Task to carry out:
The number of lines below holding the string "WSCallSample" is the only answer wanted.
==================================================
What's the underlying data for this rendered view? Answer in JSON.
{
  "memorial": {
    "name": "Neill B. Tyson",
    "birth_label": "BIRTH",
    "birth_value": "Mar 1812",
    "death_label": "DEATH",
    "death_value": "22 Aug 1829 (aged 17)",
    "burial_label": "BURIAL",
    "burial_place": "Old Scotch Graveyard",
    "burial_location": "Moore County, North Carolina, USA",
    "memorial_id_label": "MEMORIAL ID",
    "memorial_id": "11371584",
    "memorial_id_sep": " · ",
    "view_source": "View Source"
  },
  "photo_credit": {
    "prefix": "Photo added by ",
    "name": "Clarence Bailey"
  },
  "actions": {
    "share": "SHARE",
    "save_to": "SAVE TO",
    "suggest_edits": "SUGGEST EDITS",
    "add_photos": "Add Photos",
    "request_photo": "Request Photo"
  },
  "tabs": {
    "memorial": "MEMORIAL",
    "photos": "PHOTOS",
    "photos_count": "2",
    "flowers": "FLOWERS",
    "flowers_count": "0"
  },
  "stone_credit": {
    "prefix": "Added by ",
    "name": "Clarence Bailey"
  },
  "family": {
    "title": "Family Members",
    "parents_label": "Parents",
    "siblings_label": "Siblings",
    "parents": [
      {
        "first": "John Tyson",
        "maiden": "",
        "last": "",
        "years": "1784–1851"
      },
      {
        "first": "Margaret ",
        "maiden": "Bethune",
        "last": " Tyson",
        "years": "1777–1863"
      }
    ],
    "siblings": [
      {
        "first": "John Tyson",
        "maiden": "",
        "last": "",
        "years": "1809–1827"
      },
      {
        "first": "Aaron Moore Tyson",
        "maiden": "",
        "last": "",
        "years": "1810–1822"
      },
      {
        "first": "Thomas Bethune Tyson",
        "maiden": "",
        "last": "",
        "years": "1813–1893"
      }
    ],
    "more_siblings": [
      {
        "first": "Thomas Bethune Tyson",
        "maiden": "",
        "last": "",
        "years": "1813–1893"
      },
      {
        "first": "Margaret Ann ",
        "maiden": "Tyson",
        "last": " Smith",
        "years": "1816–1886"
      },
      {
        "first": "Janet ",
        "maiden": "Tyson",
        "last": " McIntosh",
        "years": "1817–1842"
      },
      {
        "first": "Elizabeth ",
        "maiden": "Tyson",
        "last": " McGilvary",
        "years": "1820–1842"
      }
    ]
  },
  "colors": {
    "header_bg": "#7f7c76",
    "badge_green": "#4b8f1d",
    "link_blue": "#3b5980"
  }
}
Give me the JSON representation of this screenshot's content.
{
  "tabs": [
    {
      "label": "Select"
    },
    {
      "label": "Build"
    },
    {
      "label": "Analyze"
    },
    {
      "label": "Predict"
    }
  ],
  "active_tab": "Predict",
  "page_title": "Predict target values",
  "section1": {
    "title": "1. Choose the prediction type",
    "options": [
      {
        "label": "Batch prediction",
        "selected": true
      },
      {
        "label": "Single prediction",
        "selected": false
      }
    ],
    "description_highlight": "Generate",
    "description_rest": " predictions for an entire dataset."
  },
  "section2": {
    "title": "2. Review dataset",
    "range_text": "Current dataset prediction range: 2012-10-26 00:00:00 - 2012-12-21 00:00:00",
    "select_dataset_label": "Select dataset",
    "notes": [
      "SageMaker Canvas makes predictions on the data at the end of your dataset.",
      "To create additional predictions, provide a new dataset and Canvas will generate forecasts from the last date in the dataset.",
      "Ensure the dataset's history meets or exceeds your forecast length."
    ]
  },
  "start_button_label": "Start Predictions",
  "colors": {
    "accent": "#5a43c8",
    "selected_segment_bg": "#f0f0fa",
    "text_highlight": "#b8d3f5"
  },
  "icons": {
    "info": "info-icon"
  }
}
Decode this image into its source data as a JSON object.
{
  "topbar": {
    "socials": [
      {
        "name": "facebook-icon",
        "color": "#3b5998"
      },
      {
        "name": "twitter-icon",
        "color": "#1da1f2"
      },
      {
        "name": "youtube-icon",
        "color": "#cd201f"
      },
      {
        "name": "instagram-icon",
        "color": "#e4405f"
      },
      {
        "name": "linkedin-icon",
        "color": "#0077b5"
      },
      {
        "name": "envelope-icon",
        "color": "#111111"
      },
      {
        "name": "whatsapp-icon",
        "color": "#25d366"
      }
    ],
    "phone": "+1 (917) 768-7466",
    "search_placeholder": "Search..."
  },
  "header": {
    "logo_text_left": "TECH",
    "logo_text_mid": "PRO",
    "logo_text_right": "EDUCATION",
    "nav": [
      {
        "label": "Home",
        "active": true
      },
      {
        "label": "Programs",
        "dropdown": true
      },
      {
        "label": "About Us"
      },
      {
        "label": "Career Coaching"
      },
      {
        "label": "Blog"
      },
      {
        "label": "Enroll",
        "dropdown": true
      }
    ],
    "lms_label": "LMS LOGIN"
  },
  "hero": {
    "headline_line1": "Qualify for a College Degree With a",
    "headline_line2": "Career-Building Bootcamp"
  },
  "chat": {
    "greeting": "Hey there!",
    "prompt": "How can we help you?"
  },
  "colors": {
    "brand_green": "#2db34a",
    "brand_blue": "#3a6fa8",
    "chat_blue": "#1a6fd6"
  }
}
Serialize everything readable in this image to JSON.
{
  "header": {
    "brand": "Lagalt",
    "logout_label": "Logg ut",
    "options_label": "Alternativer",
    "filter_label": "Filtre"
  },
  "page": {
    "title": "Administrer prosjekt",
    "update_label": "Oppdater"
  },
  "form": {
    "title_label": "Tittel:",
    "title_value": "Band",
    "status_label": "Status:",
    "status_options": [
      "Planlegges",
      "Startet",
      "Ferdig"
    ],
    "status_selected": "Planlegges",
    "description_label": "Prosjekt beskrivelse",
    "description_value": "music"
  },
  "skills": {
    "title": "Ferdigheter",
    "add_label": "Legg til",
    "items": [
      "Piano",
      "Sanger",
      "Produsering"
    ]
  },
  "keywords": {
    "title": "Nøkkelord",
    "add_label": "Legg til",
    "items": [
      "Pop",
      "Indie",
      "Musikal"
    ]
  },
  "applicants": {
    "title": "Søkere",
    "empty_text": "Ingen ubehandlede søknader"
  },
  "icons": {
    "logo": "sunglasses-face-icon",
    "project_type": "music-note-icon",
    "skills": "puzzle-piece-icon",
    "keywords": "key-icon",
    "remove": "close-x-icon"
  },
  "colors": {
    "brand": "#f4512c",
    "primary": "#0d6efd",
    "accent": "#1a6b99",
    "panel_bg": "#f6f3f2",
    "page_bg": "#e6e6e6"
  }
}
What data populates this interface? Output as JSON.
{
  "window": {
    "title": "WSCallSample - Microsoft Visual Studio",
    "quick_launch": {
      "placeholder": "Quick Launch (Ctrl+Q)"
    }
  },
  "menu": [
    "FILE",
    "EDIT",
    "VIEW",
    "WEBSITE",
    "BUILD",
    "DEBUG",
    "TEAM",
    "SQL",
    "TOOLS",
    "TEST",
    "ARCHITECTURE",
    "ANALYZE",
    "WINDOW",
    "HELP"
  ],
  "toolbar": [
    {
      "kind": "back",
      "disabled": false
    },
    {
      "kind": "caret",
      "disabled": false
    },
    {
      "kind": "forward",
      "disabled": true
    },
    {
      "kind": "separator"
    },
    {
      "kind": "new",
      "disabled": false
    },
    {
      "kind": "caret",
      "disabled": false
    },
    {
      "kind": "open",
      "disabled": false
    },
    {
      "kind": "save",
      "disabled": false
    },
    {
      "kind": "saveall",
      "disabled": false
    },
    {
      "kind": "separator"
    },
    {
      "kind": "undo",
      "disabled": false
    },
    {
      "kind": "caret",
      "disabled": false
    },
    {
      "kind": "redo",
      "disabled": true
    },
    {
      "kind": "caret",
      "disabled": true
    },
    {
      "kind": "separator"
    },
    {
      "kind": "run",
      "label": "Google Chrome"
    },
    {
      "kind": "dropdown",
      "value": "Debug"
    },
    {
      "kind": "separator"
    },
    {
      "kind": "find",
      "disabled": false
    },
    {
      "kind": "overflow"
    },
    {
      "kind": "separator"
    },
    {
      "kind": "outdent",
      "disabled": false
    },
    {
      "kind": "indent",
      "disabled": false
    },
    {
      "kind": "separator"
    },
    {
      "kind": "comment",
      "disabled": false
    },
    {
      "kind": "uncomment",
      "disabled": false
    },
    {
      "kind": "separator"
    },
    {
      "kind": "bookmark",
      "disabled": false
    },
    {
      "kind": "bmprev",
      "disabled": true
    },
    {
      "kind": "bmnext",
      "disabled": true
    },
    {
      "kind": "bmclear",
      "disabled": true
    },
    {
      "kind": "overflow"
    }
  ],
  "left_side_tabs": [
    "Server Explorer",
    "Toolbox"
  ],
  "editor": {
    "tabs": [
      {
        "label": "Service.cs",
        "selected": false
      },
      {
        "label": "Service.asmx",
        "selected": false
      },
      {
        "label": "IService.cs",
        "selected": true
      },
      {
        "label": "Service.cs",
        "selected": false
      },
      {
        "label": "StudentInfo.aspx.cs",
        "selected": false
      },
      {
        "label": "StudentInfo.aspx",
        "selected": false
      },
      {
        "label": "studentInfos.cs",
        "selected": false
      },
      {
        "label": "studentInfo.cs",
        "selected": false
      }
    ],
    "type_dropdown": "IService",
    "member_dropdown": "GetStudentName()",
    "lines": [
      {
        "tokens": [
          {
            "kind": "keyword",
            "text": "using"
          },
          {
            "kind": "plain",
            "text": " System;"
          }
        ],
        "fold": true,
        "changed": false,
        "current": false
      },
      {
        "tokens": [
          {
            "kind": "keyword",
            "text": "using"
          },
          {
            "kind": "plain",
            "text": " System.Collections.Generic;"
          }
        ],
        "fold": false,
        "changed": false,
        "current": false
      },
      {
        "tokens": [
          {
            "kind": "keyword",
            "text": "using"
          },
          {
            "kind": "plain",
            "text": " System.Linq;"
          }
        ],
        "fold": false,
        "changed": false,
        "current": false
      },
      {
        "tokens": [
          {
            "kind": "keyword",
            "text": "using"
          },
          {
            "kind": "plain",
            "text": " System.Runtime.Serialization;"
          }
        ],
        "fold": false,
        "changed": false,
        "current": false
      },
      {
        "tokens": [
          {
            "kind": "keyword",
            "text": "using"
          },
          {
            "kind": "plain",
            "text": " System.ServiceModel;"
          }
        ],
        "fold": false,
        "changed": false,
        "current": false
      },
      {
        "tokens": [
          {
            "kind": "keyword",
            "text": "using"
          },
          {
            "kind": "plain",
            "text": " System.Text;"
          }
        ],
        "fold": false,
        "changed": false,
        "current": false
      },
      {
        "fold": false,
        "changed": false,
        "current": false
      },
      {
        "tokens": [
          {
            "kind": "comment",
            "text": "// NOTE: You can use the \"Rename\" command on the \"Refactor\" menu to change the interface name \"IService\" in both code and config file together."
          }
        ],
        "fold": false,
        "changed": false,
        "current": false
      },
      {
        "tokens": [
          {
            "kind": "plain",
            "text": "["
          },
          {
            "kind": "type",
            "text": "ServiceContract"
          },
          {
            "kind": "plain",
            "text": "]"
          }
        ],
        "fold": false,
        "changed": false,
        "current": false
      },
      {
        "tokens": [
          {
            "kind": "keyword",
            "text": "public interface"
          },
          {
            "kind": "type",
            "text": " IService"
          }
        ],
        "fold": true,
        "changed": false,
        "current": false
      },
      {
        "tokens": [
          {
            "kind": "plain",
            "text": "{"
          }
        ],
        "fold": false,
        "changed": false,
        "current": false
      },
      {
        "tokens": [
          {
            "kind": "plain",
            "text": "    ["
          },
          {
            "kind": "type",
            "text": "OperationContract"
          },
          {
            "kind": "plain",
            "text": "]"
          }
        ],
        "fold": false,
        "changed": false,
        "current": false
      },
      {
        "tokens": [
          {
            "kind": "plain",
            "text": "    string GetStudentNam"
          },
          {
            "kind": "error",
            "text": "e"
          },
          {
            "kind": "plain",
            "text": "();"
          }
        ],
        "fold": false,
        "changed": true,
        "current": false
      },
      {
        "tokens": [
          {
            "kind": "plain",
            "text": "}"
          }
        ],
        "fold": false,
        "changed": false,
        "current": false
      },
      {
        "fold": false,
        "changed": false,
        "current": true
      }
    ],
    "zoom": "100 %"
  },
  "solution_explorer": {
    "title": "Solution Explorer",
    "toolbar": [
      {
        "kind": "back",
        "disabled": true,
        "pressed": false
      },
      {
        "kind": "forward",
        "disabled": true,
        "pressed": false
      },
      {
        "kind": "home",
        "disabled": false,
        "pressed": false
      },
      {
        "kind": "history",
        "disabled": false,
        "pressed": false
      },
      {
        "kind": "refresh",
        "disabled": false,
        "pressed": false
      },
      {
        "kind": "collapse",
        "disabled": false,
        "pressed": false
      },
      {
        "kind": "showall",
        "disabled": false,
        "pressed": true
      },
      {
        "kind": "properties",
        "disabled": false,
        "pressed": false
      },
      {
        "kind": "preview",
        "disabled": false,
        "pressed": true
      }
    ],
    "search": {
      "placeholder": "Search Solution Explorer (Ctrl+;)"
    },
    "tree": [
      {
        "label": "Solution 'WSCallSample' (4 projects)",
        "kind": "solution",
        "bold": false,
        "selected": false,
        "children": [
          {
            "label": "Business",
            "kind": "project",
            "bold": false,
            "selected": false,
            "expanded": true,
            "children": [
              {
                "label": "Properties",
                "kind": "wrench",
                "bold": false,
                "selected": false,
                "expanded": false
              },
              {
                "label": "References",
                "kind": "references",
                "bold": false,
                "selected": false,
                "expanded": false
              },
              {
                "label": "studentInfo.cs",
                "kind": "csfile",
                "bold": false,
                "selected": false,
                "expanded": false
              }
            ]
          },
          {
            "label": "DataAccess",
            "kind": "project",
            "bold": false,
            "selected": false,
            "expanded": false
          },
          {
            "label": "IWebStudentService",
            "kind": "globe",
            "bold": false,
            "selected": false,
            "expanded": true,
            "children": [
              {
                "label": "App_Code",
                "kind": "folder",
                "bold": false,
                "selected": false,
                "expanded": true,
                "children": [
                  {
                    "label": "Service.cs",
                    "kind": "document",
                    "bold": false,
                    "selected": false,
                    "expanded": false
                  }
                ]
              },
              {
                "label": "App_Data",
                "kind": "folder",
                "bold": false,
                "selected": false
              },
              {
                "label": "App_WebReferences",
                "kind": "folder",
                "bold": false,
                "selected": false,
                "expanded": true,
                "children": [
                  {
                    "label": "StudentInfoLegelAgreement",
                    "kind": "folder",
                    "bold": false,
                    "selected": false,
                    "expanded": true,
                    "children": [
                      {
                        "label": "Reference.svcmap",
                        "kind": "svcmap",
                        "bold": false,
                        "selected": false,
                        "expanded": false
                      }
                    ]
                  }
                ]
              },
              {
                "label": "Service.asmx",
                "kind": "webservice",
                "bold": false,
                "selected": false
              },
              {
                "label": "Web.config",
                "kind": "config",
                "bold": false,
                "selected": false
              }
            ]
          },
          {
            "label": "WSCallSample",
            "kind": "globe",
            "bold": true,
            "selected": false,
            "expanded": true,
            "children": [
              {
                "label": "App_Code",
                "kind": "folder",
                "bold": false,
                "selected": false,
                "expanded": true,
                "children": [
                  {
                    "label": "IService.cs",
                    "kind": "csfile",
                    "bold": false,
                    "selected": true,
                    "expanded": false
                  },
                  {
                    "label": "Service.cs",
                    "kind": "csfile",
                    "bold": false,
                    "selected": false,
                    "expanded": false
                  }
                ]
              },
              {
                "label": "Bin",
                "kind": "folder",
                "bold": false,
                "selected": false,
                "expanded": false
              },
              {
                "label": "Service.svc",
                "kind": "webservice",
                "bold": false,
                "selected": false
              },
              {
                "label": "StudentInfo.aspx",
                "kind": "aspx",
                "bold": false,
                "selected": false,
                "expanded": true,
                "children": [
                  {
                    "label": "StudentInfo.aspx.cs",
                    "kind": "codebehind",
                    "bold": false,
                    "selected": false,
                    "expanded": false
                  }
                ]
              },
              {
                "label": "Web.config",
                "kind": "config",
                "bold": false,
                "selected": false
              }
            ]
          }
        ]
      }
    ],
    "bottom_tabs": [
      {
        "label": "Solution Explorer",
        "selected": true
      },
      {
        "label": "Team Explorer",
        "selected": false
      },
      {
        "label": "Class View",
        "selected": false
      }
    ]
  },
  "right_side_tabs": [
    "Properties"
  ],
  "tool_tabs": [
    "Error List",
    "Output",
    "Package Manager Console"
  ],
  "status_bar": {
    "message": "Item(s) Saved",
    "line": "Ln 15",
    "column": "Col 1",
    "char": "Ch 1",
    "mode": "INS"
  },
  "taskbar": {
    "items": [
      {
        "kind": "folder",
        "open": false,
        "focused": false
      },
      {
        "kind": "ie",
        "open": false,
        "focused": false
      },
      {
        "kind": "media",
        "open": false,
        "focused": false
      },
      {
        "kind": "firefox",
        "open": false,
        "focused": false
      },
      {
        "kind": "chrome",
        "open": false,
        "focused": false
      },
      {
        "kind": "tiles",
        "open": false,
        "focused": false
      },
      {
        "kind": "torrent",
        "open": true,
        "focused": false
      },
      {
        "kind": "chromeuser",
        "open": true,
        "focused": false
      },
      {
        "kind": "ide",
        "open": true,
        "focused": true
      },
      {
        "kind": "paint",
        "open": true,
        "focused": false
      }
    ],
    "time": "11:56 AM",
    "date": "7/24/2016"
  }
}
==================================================
Worked solution:
3